The geographic situation of the Carolinian forest, the quality and rarity of its species, some of which are protected, the quality of its soils and the favorable climate all contribute to the Carolinian forest’s outstanding reputation. The proximity of cities like Toronto, Ottawa and London simply add to the appeal of this forest region, which is highly prized and subject to population pressure.
If you are thinking of buying a woodlot in the Carolinian forest, it is recommended you consult an experienced forestry consultant with in-depth knowledge of the area.
Another factor that needs bearing in mind: the forest’s conservation status The owners of woodlots in the forest region of southern Ontario work closely with conservation agencies.

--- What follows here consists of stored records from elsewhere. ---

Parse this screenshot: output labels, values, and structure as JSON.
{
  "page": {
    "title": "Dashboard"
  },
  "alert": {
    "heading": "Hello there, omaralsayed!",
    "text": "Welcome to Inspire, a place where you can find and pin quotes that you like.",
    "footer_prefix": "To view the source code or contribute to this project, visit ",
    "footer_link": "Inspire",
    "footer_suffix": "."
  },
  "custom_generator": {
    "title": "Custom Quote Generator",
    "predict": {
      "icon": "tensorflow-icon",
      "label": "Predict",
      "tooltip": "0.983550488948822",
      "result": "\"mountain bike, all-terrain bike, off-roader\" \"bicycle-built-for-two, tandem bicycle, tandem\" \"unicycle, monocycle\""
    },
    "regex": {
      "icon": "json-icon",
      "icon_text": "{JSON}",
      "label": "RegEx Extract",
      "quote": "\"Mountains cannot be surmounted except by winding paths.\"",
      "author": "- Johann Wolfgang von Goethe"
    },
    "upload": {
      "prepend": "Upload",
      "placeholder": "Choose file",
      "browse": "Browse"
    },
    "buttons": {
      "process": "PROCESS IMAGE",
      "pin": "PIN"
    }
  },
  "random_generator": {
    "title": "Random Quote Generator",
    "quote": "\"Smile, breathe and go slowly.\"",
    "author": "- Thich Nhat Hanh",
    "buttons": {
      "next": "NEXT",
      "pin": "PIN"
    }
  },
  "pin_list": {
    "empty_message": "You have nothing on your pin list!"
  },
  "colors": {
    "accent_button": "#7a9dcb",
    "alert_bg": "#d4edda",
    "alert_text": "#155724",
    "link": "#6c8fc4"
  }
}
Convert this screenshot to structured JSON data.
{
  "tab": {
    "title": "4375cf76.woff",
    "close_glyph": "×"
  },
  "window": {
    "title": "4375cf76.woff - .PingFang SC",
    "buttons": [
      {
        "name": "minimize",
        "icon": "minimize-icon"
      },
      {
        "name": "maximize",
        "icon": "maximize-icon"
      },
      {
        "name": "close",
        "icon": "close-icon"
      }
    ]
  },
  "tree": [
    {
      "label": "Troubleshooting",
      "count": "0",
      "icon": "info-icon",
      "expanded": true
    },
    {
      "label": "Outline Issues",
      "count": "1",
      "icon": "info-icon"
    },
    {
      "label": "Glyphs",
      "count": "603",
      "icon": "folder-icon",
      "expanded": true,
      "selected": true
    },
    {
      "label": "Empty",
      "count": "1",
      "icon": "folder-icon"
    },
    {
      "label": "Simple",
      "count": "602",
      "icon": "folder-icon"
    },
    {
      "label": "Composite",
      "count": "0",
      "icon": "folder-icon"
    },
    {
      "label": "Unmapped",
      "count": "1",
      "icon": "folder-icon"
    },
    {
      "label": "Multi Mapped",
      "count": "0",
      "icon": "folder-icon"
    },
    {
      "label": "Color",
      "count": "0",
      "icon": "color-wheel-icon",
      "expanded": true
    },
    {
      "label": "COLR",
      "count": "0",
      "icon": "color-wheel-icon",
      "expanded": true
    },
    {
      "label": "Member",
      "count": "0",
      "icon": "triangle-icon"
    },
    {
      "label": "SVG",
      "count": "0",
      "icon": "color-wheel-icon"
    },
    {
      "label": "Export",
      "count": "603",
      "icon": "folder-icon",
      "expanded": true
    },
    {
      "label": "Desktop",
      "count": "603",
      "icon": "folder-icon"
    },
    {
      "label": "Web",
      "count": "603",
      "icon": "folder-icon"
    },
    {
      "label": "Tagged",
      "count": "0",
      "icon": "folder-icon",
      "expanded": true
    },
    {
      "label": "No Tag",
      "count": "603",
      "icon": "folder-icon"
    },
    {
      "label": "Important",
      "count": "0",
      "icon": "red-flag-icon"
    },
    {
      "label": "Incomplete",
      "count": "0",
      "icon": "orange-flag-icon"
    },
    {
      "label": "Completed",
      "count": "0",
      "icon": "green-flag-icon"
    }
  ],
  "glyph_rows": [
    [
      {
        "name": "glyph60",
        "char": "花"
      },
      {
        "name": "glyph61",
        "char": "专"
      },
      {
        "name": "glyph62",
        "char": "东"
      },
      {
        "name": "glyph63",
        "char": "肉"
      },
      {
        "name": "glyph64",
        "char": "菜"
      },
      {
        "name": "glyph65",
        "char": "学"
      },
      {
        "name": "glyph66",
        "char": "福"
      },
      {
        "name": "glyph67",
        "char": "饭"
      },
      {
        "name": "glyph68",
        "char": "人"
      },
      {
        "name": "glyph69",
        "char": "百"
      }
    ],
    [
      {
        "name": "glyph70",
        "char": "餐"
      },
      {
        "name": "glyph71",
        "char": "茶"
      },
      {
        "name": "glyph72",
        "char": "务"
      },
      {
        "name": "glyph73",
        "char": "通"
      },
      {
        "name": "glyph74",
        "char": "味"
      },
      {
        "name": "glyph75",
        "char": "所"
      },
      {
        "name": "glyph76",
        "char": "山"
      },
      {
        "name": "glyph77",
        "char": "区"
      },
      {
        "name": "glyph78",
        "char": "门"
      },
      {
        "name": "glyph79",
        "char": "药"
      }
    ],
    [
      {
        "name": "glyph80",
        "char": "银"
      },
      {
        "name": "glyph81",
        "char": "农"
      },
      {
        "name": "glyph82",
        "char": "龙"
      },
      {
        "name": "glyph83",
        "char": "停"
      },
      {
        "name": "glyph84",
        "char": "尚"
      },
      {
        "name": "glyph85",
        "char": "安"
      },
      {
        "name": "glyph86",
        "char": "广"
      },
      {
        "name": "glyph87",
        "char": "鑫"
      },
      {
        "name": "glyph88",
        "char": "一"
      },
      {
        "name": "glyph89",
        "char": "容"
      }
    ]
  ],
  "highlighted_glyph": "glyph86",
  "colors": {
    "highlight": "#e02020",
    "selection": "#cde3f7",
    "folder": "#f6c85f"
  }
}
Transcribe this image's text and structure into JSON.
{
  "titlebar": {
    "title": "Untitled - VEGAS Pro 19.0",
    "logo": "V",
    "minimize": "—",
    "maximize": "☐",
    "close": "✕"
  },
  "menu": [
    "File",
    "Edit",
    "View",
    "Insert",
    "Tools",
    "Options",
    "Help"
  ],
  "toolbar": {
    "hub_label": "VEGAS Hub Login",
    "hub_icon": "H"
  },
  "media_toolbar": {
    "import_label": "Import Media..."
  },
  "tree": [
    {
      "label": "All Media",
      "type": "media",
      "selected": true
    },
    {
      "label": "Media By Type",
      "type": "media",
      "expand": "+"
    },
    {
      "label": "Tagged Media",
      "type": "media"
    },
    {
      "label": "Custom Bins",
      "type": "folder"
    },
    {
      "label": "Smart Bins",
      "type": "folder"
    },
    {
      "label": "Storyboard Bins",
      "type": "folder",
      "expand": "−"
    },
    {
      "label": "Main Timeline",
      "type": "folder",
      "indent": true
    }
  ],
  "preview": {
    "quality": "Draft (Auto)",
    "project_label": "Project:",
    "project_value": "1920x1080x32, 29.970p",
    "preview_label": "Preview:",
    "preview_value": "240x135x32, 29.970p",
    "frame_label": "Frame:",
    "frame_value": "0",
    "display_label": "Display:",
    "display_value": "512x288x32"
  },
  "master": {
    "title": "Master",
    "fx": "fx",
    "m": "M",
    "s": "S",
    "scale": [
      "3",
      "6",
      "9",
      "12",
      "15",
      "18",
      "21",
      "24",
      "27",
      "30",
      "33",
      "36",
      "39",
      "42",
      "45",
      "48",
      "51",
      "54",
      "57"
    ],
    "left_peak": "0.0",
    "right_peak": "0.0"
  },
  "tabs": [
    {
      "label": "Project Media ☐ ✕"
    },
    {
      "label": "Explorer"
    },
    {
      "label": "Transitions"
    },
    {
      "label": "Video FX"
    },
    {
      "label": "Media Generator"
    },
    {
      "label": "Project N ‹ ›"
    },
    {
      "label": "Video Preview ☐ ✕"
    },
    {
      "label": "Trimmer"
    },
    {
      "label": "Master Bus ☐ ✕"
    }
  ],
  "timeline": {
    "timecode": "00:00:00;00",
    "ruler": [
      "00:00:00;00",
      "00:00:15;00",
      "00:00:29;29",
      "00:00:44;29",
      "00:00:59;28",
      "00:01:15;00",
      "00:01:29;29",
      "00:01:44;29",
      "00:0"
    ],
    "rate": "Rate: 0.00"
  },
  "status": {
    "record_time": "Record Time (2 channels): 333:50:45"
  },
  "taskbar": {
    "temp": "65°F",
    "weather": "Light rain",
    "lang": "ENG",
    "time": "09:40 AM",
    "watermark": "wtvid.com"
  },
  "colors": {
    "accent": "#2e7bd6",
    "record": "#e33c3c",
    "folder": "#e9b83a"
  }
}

There is also a Managed Forest Tax Incentive Program (MFTIP) that enables a reduced-rate land tax for landowners who draw up and implement a management plan for their forest. If you are buying a woodlot in the Carolinian forest, either from a private owner (from the rural or industrial sector) or from the Crown (public forests that can go on sale or come up for lease), you will need to take into account geographic, demographic and environmental data so that you can implement a silvicultural approach that respects the environment but retains the productive, profitable objective that you would expect from this kind of investment.
An extraordinary variety of species
The Carolinian forest has very few conifers. Here deciduous trees reign, with oak, hickory, ash, chestnut, walnut, sugar maple, silver maple, sassafras, tulip poplar and beech. The forest is home to some of the finest trees found in Ontario or indeed in Canada.
In all, 70 tree species and 220 plant species grow alongside the 7 million people who live here (25% of the Canadian population) – that’s a lot for such a small territory! The beauty of the landscapes and the pleasant climate in this, the most southerly region of Canada, can no doubt help explain this. The local population, who are particularly fond of the colorful province’s gentle lifestyle, confirms the area’s appeal.
A woodlot that is subject to much attention
According to the coalition ‘Carolinian Canada’, there are more rare or threatened species in the Carolinian forest than in any other Canadian biozone. The institutions are therefore gradually introducing awareness-raising programs and management methods to restore the ancient forests. Woodland owners are also encouraged to recreate the conditions that were found in this type of forest before the arrival of the Europeans.
The most southerly of the Canadian forests can be vulnerable. Because its geographic situation benefits from mild temperatures favorable to the growth of exceptional species and because the soils are rich, there is a great temptation to exploit these woodlands. Your Canadian woodlot deserves better care!